How to Downscale an Index Image With Preserving the Form of Shapes?

Mohammad Amin
Sep 9, 2020 · 4 min read

As you know, in an index image, each pixel value indicates the code of a colour stored in a map, and index images are popular in various fields. Unfortunately, index image downscaling is very indispensable whereas we have not convenient tools for it in view of the fact that most downscaling methods are based on average. The question is how can we downscale an index image while preserving the form of shapes? I was involved with this problem for a while and found a solution.

Suppose we have an index image like Figure 1, after downscaling with the nearest neighbour method we obtain Figure 2. As you see, the result is not acceptable because the form of the shapes have changed and the boundaries are separated.

Figure 1 and Figure 2

Since we have a color palette (color map) for the index image, we know what colors exist in the image. The first step is to detect the color which presents in boundaries, for this purpose, we plot the color histogram and select the color which has the lowest value in the histogram. Most likely, the selected color is the boundaries color. Depending on the amount of image details, more complex methods may be required. Till here we know the color of boundaries.

In the next step, we downscale the main image using the nearest-neighbor method. This method leads to disconnecting borders and changing the form of shapes but guarantees the color map doesn’t change. We name this downscaled image the “corrupted” image.

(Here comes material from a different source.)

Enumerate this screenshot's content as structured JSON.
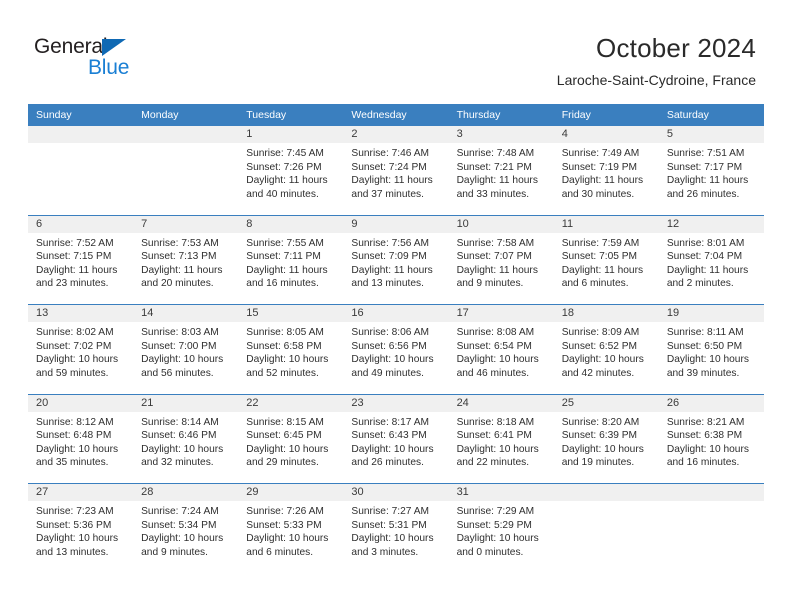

We will clone the main image and work on it, in the end, we merge the cloned image into the corrupted image to obtain a better result.

In the cloned image, we keep only the boundary color and make other pixels black (now, the color map contains only 2 colors).

Figure 3

In the next step, we must binary the image with a suitable threshold.

Figure 4

In the next step, we downscale the binary image using the bilinear method. This method is based on averaging between surrounding pixels and preserve the forms better than the nearest-neighbor method but generates new colors and makes the binary image, a grayscale image(now, the color map contains more than 2 colors).

Figure 5

We must binary the image once again to ensure we have only black and white pixels (now, the color map contains 2 colors).

Figure 6

The next step is the coloring of white pixels with the boundary color.

Figure 7

As you know, the boundaries make the shapes. In the corrupted image, we must change the boundaries color to a new temp color (which does not exist in the color map) because we want to modify the boundaries and the new boundaries (in the cloned image) may be thicker or thinner, then for each pixel in the cloned image which is not black, we change the color of the corresponding pixel in the corrupted image to boundaries color.

Figure 8

Now in the corrupted image, the form of shapes is preserved and boundaries are not separated and we named this image, result image. If some pixels in the result image have the temp color yet, we must change those to their surrounding most repeated colors.

Figure 9

the proposed method demonstrates better results compare to the nearest neighbor method in the index image downscaling.

Figure 10

In case of any questions, contact me.

Medium is an open platform where 170 million readers come to find insightful and dynamic thinking. Here, expert and undiscovered voices alike dive into the heart of any topic and bring new ideas to the surface. Learn more

Follow the writers, publications, and topics that matter to you, and you’ll see them on your homepage and in your inbox. Explore

If you have a story to tell, knowledge to share, or a perspective to offer — welcome home. It’s easy and free to post your thinking on any topic. Write on Medium

Get the Medium app

A button that says 'Download on the App Store', and if clicked it will lead you to the iOS App store
A button that says 'Get it on, Google Play', and if clicked it will lead you to the Google Play store